For Pathak, however, the journey was not easy. A noted social entrepreneur who founded Sulabh International, an Indian NGO which promotes among others, environmental sanitation, human rights, non-conventional sources of energy and waste management, Pathak was born in a Brahmin family in the eastern state of Bihar and his mission had earned him derision from his close ones.
The ‘Toilet Man’ name horrified Pathak’s family and fellow Brahmins and the community, considered the top-placed one in the Indian social hierarchy, was irked by his obsession with making public toilets since many considered toilets as an unclean place. But Pathak’s determination saw him blurring the caste and class lines.
Pathak understood the mission he had to accomplish after seeing the plight of manual scavengers, who had to remove human waste from “dry” toilets that had no water or flush. He even spent days with scavenger families in the late 1960s while he was doing doctoral research.
He was aghast to see people doing such an inhuman job and vowed to end the practice by building public and private toilets.
In 1970, Pathak founded Sulabh International, and in 1973, it made the first public toilet in the city of Arrah in his home state to prove that a twin-pit, pour-flush toilet system was possible.
The success saw Sulabh building nearly 1.3 household toilets and more than 10,000 public ones.
Besides, the organisation also made several thousands of toilet complexes for the urban poor in slum areas and crowded public areas. These featured not only toilets but also bathing zones and space for people to do laundry.
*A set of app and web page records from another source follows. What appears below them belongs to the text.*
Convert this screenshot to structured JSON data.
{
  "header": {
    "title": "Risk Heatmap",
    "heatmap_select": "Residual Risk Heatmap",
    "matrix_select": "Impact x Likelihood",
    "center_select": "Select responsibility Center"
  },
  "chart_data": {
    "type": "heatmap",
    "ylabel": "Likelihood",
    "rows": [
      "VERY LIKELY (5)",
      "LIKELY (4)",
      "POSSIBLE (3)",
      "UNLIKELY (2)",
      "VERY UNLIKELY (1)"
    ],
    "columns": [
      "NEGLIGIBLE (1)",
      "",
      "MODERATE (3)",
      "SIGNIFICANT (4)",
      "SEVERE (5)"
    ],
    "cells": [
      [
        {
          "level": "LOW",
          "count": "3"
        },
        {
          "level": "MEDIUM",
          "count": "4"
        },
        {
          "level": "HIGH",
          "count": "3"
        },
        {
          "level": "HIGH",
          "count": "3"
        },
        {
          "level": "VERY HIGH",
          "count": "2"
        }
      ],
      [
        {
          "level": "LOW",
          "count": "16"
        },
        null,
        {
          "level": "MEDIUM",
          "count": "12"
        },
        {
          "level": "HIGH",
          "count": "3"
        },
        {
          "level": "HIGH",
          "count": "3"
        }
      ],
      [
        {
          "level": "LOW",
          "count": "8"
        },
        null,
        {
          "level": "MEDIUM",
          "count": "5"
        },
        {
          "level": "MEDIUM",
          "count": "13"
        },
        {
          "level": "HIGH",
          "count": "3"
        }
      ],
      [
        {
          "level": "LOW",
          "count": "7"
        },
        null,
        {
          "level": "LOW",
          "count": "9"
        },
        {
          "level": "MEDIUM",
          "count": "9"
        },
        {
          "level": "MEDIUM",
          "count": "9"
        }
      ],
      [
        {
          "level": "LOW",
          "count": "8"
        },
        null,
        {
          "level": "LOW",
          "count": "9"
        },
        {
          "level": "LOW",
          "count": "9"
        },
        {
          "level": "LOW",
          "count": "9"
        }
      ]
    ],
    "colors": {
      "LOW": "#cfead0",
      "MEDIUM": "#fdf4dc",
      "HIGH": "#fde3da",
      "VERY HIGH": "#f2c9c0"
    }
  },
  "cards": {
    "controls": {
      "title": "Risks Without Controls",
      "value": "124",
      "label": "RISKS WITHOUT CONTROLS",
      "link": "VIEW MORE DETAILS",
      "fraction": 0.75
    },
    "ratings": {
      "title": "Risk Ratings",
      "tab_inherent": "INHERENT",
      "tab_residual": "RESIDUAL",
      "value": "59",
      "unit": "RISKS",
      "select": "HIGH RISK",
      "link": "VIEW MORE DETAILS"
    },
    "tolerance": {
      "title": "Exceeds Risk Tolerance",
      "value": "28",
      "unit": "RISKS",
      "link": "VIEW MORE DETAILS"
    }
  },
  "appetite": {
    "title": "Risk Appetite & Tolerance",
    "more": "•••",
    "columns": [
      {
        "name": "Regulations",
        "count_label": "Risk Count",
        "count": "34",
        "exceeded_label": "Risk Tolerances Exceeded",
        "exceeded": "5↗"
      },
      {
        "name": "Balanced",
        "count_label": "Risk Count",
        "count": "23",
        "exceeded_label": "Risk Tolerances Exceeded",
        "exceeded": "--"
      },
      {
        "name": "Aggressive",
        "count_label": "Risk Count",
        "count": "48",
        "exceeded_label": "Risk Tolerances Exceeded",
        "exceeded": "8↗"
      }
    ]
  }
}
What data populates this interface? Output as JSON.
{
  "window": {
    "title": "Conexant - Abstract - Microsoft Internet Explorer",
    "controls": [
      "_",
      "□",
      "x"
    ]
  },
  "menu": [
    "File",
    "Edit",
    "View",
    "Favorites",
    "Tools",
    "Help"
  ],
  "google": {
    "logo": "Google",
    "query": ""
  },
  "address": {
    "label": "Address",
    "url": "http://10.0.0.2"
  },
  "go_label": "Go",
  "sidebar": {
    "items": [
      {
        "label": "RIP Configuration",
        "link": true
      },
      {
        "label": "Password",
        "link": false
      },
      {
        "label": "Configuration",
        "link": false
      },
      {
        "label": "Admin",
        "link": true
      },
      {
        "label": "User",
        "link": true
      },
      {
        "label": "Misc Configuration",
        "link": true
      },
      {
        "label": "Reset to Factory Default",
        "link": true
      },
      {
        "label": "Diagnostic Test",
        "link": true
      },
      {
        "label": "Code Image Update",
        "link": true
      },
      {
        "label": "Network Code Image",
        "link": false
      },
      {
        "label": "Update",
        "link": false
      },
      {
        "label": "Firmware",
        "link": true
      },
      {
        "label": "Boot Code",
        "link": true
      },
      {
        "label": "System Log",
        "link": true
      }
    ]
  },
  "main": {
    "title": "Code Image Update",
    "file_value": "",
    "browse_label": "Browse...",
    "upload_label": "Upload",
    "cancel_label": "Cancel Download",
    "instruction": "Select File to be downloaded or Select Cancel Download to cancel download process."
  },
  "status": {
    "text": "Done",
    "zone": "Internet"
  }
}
Users have to pay a nominal fee to use the complexes, some of which also offer cloakrooms, telephones and basic medical care. Millions of Indians are estimated to use them daily.
It’s not just making the toilets that concluded the mission. Pathak’s toilet designs for producing biogas are also being followed now in many underdeveloped countries.
“The results of Dr Pathak’s endeavours constitute one of the most amazing examples of how one person can impact the wellbeing of millions,” the Stockholm water prize nominating committee said in its citation in 2009.
The death of Pathak, a sociology graduate, at Delhi’s elite All India Institute for Medical Sciences was mourned in all quarters. Modi said on X, formerly called Twitter, that Pathak’s death was “a profound loss” for the nation.
“He was a visionary who worked extensively for societal progress and empowering the downtrodden,” he said, adding that Pathak had “made it his mission to build a cleaner India”.
Palaniappan Chidambaram, a former finance minister of India and a leader of the opposition Indian National Congress who knew Pathak personally, described him as someone who “toiled all his life to introduce sanitation to the people of India” and paid tribute to “his farsightedness and missionary work in the field of sanitation”, The Guardian reported.